- Show Groom
Being a show groom can come with some amazing perks. Not only do you often get lessons from top riders as well as stabling included in your fee, but you get to work very closely with amazing horses, meet your idols, and, if you’re lucky, see the world while you’re at it.
In exchange, you’ll have to be happy with long days doing lots of physical work, and be content to work ‘backstage’ while you let your professional rider shine.
- Equine Nutritionist
Equine nutritionists get the day-to-day enjoyment of helping people, especially when a struggling horse whose diet you planned meticulously starts to show improvements in health, behaviour or condition. It’s a wonderful way to combine science with horses and reach a compromise between your equestrian dreams and the stability and relative comfort of a standard 9-5 desk job. Depending on the company and position, you’ll likely need formal education, such as a college or university degree in a field like animal science or a specialised qualification in equine nutrition.
- Bloodstock Agent
Bloodstock agents get the best of both worlds. They get to travel to auctions to view horses, bid on their favourites for their clients (so you’re not spending your own hard-earned money!) and then get paid for the pleasure of it. You get to see horses you picked perform well at races, and starting salaries are quite good. If you make a name for yourself, you could find yourself in a very lucrative career where you spend all your time looking at and buying quality racehorses. Another big bonus? If you’re an OTTB type, there should be no lack of good horses for you to choose from after their racing days are over!
- Equestrian journalist
Somebody has got to report on all those big shows and meet the equestrian superstars, right? If you’re a good writer, have a passion for horses, and don’t mind working hard or keeping strange hours to meet deadlines, a career as an equestrian journalist with a magazine, website or even equestrian apparel brand could be an option. You’ll probably need a degree in journalism, or be willing to work your way up as an intern.
If you’re better with a camera than a reporter’s notebook, how about a career in photography? The top equine photographer’s travel the world taking photos of the major FEI competitions. You’ll need an incredible eye for a photo and be able to demonstrate the highest standards to set yourself apart from the many who’d love to forge a career as a snapper.
- Horsey au pair
Strangely enough, this is a real thing! Some au pair jobs require an au pair with horsey knowledge – you will often need to ride family horses, help teach the kids or hack with them, and travel with the family. If you’re very lucky, you may be based at a competition yard where, perhaps, the parents travel a lot and require someone to help out with the yard.
Other duties could include taking the children to school, light housework and cooking, help with homework, and maybe accompanying the family on holidays or trips.

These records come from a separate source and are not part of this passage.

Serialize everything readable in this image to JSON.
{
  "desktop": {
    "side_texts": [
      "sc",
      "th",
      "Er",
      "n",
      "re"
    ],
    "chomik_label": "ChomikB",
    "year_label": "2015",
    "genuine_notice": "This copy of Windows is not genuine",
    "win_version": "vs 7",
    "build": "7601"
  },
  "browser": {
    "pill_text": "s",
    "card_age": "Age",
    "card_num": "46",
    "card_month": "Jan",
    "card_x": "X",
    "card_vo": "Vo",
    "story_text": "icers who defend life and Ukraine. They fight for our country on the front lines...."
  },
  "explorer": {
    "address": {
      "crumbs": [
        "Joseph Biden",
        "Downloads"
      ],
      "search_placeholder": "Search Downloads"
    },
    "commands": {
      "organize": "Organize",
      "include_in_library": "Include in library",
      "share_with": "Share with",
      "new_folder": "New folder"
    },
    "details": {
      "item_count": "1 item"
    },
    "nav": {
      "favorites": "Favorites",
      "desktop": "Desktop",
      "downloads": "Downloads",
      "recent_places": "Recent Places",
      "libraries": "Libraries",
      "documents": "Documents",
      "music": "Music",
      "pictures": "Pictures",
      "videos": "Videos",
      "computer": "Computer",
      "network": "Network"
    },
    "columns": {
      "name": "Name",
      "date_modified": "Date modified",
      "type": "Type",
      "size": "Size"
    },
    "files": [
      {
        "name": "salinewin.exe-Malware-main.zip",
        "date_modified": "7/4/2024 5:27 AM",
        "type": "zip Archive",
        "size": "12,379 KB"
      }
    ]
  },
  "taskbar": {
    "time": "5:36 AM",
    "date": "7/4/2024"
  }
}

Loads of au pairs love the fact that the job allows them to travel and save their money, especially if you look for a job with board included.
- Exercise rider
You’re brave, but not small enough to be a jockey and don’t have the horsepower to jump or event at top levels? You could be a really useful addition to the racing industry as an exercise or track rider. They’re generally taller and heavier than jockeys, and gallop the horses out in the mornings as part of their training.
Generally, you’ll be paid per horse that you ride, but the earnings can be decent. The plus side is that horses tend to be worked very early in the mornings, so you’ll still have time for other work should you choose.
Original article: https://www.fei.org/stories/careers-for-horse-lovers